[Dataset rows describing interfaces]
━━━━━━━━

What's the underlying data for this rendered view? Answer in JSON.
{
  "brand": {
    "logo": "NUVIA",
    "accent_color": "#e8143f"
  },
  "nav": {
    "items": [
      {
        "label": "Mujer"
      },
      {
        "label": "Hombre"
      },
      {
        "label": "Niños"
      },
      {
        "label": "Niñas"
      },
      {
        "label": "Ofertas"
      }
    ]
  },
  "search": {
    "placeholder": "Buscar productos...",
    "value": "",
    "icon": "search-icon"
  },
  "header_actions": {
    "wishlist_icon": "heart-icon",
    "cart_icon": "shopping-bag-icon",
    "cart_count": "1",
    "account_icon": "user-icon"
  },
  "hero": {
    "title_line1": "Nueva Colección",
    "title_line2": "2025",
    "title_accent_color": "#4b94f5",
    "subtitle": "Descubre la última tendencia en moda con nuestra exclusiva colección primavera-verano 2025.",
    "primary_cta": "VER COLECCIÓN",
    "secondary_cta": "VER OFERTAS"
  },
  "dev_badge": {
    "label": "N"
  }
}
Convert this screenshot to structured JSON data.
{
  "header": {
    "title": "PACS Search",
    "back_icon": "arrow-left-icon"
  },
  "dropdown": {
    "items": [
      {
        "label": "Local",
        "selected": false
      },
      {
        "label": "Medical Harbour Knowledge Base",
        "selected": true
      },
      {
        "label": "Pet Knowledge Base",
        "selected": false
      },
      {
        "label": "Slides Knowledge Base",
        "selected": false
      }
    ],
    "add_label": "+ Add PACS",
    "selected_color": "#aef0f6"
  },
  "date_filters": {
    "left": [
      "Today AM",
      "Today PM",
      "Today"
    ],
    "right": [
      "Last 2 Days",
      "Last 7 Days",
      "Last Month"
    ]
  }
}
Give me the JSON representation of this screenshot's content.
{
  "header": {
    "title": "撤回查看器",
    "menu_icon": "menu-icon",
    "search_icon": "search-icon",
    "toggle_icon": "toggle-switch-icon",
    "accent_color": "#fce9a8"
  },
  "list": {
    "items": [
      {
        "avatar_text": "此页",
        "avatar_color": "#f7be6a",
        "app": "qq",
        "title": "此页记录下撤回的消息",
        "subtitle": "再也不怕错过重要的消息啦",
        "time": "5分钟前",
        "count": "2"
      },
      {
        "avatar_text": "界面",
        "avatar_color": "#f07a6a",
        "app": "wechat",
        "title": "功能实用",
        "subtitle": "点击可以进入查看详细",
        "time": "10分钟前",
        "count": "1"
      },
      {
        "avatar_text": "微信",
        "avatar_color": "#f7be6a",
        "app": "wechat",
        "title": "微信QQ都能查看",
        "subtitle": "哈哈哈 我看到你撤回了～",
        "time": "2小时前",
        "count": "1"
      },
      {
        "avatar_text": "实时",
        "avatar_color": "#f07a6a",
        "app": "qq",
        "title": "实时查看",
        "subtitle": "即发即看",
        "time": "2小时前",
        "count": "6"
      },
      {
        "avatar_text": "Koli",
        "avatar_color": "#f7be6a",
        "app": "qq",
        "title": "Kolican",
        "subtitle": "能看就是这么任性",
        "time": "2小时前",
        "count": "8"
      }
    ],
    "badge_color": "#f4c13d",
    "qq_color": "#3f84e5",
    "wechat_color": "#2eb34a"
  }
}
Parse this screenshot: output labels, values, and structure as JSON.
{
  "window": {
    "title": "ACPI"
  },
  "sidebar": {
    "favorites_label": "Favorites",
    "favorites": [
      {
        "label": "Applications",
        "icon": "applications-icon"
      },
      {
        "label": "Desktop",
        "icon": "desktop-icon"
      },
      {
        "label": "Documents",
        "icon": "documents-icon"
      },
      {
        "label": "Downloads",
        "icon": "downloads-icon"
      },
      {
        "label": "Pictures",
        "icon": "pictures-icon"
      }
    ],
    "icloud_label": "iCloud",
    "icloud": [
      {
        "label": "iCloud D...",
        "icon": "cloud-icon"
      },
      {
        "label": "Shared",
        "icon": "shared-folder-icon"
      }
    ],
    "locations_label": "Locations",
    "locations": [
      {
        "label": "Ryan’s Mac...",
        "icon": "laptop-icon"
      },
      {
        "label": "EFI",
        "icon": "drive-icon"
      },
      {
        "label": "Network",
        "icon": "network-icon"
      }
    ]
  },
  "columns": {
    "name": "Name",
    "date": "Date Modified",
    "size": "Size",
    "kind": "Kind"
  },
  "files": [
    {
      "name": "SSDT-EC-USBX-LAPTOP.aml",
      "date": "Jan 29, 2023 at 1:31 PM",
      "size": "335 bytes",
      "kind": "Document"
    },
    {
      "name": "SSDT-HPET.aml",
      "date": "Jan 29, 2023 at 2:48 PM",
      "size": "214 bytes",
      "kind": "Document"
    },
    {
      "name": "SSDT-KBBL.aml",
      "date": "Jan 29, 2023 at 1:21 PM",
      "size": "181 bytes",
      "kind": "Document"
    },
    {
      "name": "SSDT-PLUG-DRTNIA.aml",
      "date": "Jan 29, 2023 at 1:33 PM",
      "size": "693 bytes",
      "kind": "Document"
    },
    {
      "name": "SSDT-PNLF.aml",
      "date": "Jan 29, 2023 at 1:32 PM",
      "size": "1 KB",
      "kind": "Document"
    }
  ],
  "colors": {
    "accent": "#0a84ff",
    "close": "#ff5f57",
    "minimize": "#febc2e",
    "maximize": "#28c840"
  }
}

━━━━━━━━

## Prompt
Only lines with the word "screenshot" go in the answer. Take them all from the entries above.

## Reply
Convert this screenshot to structured JSON data.
Give me the JSON representation of this screenshot's content.
Parse this screenshot: output labels, values, and structure as JSON.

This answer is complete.